Gavi, the Vaccine Alliance is the largest international cooperation mechanism that contributed to improving the overall health of humanity by providing vaccination in developing countries. Immediately after the coronavirus outbreak, it coordinated the COVAX Facility, a global collaboration to support manufacturing of Covid-19 vaccines and negotiate their pricing for fair and equitable access. More than one billion doses have been distributed in 144 nations worldwide through this effort.
Furthermore, Gavi has supported the immunization of more than 900 million children, reaching almost half of all children worldwide, preventing over 14 million deaths since its founding in the year 2000. In particular, the number of children immunized with the DPT vaccine in 73 developing countries increased from 59% in 2000 to 81% in 2020, reducing the child mortality rate by 50%.
Chairman José Manuel Barroso added, “Paradoxically, the Covid-19 pandemicis giving us an opportunity to drive real change. We do not know when the next pandemic will occur, but the Covid-19 has taught us that solidarity and cooperation based solely on humanity are the solutions to this global crisis.”
Future generations refer not only to our own physical descendants
but also to all future generations to come.

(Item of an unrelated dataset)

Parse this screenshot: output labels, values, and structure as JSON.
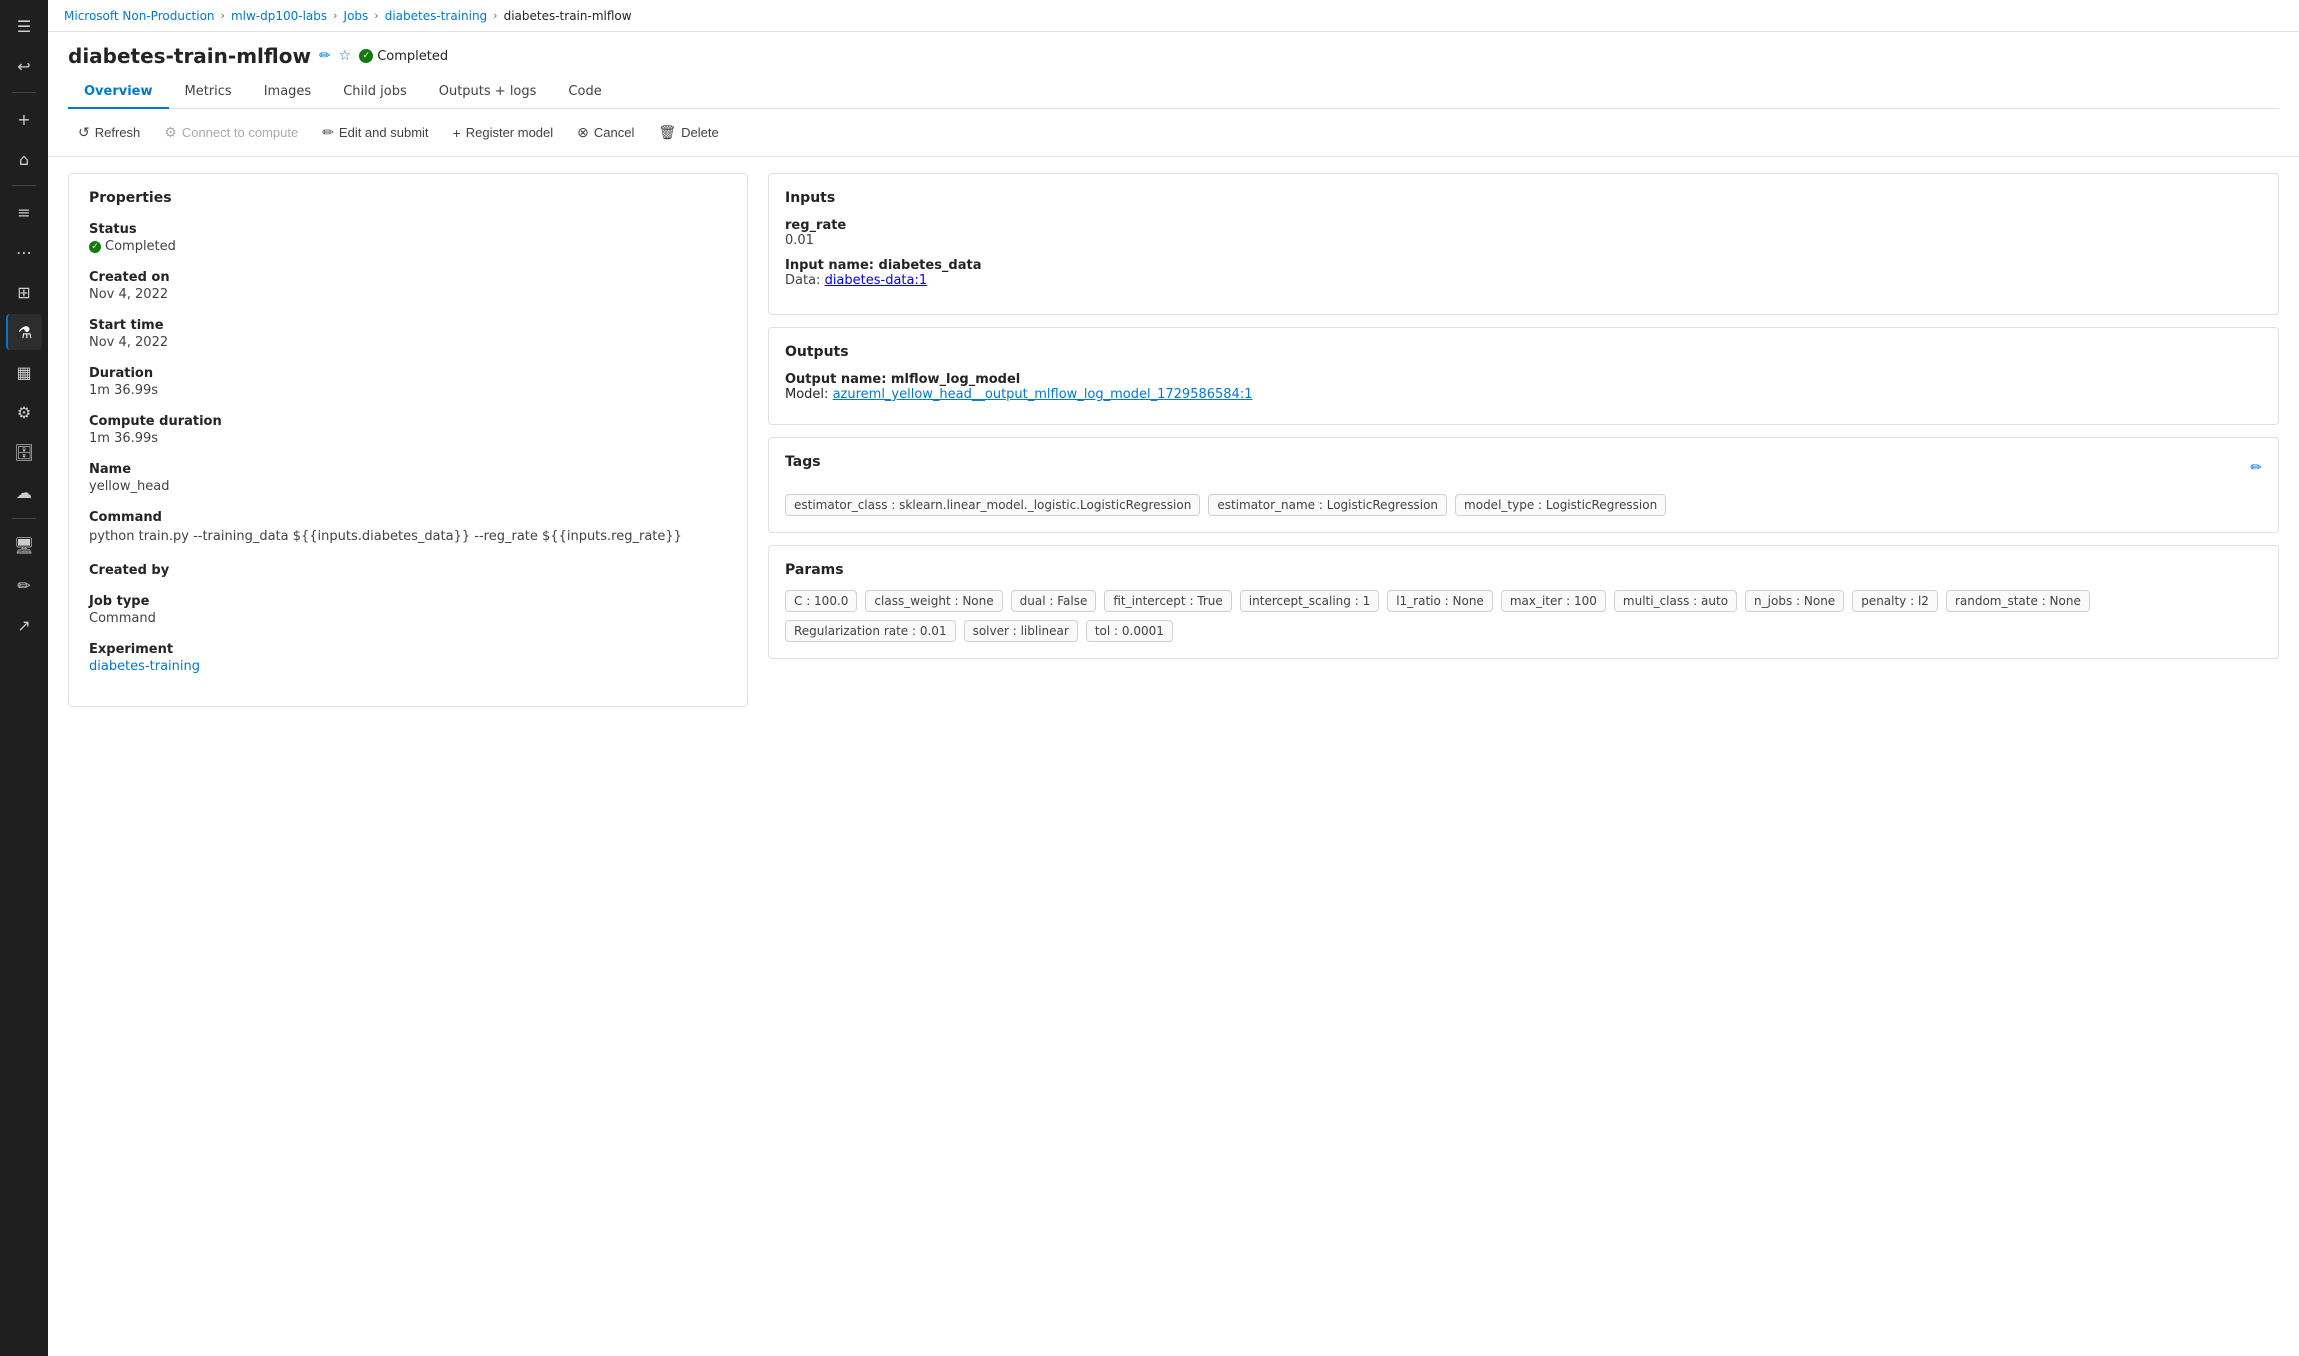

Since all decisions made by the current generation will either positively
or negatively affect them, we must take responsibility for our actions.